In my post last week, “41st Anniversary: Not What I Expected” I shared the news that my life has greatly changed, that my husband and I have separated. Since then, I’ve been overwhelmed by the outpouring of love and support from my family, friends, and readers. This time in my life has reminded me of the shock of having breast cancer, struggling down that path of loss– stepping through the grief, and realizing God’s provision for my needs each moment, each day.
In the post, “Manna,” I recalled how I received support to help me along that difficult journey of cancer. Months before I was diagnosed, I’d read in Exodus Chapter 16 how the Israelites traveling on their wilderness journey had received manna, ‘bread from heaven’ on a daily basis. It was just enough nourishment to sustain them each day. During my cancer wilderness I received encouragement through cards, calls, and meals that helped me deal with long days of appointments, feeling sick after chemo, and fear about the future.
Since telling others what is going on in my life, I’ve received manna; this time in the same forms as when I had cancer but expanded by my contacts now, nineteen years later. They’ve included Facebook messages, Twitter direct messages and tweets, record number comments on my blog post, and text messages.
Last week, my schedule was filled with support. There were dinners with friends, cousins, and my sister, and two of those meals were accompanied by thunderstorms that seemed to be the soundtrack for my life. One night while I walked, I had a long conversation with a family member. My friend who was in our wedding, called me from her vacation in St. Lucia.
There have been parts of all of my conversations that have stayed with me and I’ve had to work through– some with thorns of regret and recognition of truths I hadn’t seen. These interactions have been both supportive and exhausting. I’ve found rest in silence, avoiding the sound of my television or computer, choosing to sit and watch nature and listen to chirping birds and dogs barking in the distance.
The silence has reminded me of my solo journey to Kentucky three years ago. There I stayed for for a two-week writer’s residency at Artcroft in the countryside. Since I was the only participant, I had that house to myself; there was no television, no wifi. At first I had the impulse to go home because I didn’t think I could stand the silence. Eventually, I learned to live into that space, renewed by the solitude and silence.
On my walks at Artcroft in the cool of the early morning and at dusk, I collected the abundant thistle to make an arrangement for the kitchen table.
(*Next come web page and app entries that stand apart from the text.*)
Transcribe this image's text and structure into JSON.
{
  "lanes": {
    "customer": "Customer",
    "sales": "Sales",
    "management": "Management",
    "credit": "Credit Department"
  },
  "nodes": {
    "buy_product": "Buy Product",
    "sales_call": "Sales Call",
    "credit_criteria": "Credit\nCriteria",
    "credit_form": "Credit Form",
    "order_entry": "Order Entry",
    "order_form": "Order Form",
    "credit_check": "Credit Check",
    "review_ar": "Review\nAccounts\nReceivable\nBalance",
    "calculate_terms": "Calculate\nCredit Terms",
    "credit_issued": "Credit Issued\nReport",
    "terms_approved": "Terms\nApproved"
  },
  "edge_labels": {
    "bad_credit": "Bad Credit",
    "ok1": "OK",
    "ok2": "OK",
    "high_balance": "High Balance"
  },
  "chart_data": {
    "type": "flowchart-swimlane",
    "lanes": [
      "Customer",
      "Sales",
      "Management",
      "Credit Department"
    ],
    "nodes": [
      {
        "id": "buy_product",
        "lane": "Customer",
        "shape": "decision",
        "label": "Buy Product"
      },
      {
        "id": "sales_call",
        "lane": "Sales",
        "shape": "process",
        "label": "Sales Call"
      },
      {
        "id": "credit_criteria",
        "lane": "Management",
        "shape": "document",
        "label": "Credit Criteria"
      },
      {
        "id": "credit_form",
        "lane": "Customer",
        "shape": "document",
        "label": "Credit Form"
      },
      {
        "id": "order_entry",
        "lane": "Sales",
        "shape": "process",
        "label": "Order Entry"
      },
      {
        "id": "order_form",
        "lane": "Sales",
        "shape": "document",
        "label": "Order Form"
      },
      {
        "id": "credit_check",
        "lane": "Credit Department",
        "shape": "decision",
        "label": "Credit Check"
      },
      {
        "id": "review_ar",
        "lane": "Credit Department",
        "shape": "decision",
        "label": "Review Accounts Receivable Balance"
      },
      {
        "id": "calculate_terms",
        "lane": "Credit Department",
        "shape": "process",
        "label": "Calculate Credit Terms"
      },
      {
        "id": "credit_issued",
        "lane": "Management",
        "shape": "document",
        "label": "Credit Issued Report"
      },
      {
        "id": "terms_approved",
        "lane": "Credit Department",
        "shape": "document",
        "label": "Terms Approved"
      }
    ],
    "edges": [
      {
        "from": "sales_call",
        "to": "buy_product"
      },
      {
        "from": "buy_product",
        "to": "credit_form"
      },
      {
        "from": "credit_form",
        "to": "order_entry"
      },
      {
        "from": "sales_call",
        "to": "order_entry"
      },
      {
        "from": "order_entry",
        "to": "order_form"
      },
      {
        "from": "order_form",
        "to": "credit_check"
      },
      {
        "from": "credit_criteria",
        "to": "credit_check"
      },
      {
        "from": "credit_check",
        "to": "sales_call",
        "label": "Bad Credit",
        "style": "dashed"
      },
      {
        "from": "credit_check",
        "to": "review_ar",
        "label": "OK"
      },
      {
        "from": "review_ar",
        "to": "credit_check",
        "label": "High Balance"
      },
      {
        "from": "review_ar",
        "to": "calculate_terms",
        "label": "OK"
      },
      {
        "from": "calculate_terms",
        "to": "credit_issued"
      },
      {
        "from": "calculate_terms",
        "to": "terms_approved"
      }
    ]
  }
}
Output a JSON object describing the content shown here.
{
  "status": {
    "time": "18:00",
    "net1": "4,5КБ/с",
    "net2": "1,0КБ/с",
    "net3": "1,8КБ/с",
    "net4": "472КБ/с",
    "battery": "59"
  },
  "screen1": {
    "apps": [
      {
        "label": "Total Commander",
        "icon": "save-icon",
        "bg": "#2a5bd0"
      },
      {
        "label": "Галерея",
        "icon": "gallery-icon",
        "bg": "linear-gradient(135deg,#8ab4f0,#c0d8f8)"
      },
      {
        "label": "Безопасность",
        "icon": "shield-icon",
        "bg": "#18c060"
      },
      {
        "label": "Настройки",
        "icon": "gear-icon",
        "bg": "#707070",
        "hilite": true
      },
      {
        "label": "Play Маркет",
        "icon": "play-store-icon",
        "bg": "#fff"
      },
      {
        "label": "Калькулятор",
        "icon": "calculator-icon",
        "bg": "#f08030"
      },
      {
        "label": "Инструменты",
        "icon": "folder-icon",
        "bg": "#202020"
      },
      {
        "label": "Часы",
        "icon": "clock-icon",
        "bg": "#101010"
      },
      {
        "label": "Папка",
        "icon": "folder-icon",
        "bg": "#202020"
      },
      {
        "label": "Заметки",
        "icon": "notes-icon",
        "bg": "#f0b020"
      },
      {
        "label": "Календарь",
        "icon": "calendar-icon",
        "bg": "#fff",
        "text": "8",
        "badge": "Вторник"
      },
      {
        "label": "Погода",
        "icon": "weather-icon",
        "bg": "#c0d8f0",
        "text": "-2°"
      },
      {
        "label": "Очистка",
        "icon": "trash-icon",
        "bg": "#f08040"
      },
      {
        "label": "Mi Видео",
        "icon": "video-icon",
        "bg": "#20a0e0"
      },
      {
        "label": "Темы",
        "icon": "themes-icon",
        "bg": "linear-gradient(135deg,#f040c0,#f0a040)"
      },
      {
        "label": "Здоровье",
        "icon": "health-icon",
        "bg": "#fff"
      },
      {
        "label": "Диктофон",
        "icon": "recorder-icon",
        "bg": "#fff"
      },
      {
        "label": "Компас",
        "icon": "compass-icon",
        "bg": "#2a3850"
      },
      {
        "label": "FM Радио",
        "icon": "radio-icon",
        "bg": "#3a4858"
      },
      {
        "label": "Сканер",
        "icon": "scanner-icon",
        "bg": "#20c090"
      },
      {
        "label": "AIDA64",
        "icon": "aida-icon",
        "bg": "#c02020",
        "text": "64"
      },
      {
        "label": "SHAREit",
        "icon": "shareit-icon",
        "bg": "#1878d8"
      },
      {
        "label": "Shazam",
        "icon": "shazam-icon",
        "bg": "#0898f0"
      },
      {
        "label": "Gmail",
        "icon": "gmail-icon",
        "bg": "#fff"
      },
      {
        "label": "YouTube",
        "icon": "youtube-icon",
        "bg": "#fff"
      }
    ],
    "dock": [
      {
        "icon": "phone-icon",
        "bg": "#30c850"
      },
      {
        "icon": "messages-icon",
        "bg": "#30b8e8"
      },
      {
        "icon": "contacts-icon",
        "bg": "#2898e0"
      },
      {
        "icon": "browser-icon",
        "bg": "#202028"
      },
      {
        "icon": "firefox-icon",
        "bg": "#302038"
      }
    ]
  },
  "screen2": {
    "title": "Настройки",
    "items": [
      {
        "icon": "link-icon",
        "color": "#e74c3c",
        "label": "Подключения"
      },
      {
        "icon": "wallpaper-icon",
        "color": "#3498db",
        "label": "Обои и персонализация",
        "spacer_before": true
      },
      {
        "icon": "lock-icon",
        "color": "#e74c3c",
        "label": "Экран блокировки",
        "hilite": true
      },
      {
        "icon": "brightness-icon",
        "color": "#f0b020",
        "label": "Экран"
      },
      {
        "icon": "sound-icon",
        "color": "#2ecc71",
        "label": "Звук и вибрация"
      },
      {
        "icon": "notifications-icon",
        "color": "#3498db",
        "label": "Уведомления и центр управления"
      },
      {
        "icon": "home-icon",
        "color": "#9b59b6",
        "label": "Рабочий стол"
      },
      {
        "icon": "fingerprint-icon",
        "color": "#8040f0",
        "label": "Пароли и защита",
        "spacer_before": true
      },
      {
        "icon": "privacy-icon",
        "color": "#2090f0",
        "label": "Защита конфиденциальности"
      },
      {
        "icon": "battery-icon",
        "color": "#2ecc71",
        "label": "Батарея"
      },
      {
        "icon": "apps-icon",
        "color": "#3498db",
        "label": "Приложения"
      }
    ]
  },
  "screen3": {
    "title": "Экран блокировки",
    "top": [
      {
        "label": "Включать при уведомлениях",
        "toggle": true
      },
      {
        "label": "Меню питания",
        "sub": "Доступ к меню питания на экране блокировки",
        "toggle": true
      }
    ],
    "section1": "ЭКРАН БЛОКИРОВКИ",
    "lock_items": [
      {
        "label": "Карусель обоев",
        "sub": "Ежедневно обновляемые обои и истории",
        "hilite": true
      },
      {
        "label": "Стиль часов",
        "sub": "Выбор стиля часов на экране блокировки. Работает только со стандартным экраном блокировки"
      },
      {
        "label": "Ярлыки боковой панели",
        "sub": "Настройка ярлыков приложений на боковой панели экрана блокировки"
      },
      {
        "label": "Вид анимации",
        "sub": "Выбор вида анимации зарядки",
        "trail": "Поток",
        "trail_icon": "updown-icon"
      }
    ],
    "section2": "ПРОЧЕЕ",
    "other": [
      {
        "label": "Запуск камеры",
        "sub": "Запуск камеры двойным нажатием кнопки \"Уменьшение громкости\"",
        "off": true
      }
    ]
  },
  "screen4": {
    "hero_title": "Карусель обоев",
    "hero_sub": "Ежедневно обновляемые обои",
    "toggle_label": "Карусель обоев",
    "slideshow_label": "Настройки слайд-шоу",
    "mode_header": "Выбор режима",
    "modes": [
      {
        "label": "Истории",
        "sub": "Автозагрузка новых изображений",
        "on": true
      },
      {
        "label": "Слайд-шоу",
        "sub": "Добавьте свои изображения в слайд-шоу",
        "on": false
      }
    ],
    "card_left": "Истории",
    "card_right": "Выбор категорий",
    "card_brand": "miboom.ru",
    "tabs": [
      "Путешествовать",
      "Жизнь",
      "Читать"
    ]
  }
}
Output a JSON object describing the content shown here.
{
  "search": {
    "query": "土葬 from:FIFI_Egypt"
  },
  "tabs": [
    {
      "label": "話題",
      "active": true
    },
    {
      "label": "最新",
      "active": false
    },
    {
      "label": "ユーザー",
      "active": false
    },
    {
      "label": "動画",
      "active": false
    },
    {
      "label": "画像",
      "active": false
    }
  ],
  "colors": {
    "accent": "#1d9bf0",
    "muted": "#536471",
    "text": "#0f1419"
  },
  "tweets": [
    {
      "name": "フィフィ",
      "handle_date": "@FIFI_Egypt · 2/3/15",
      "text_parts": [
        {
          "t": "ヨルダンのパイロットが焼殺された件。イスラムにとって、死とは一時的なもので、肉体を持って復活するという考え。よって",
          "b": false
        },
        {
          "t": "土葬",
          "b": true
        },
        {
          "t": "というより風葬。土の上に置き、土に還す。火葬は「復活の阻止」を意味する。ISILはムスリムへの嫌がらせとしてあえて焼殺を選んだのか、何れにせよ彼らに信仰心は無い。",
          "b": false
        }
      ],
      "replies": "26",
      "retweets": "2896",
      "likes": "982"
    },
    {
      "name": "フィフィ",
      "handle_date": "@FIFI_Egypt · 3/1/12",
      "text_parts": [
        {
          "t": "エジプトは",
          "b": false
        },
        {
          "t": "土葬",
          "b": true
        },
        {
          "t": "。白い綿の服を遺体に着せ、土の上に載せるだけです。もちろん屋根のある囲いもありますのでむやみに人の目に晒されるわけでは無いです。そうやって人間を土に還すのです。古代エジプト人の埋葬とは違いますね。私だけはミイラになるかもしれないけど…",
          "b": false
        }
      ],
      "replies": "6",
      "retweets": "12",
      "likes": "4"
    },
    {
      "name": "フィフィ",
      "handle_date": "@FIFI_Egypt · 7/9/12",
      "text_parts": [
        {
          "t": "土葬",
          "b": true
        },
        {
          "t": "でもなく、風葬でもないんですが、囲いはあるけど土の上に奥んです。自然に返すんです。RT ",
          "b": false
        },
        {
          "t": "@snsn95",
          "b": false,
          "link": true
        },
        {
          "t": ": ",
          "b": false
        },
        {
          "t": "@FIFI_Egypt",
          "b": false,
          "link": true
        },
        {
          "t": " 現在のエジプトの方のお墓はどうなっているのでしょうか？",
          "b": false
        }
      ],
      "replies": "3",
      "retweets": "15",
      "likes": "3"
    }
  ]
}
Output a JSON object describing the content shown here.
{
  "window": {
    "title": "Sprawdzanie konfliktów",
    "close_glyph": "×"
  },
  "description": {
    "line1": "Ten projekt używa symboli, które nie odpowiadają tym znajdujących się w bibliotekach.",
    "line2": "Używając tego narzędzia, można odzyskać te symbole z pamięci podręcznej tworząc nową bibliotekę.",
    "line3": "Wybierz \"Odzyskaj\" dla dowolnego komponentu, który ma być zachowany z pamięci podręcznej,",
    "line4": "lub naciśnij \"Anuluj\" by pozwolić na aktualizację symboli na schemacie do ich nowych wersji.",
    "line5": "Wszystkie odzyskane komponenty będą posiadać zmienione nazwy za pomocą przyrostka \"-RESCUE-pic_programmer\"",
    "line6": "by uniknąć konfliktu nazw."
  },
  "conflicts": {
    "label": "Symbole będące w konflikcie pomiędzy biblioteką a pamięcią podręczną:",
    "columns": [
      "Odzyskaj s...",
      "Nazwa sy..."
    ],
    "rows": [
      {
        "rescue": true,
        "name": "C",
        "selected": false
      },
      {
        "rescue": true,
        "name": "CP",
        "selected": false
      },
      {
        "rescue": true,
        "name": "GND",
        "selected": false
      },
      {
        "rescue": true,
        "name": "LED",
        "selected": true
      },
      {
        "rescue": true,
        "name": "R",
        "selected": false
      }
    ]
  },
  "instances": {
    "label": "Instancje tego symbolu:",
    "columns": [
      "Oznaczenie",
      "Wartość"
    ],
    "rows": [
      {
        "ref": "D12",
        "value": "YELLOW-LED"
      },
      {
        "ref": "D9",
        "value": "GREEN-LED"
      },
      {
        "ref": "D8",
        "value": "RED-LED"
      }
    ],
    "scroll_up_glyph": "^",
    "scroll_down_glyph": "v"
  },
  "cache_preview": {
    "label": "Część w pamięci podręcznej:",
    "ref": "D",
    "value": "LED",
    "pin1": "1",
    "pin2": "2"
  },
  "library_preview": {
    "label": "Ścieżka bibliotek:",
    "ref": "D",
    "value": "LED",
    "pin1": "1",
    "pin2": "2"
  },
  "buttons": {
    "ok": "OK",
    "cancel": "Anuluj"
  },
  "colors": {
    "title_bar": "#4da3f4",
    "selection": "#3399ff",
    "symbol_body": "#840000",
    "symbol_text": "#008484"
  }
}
I purchased garden shears to cut the thorny stems. I loved the form and pinkish-purple blooms.
This past Thursday, after my friend treated me to lunch and her listening ears, I stopped in Whole Foods and stood in front of the flowers, absorbing the color of the blooms. The bouquet that caught my eye was like the Kentucky thistle, surely in that same plant family. I loved the form and their heather blue. I didn’t consciously remember the arrangement on my table in Kentucky.
But looking at them now, I realize they called to me and are a reminder of the value of silence and space– the rest and renewal that was Artcroft.
While this time is painful with lots of prickly thorns, there is also beauty inside of that, like the pinkish-purple of the Kentucky thistle. The time at Artcroft was very productive, giving me what I needed to rewrite my memoir, which has now been published. The days in that house of silence were part of the transition to my literal and figurative next chapter.
May it be so now.
Referenced Blog posts:
My Memoir is Available in Paperback and Ebook at Amazon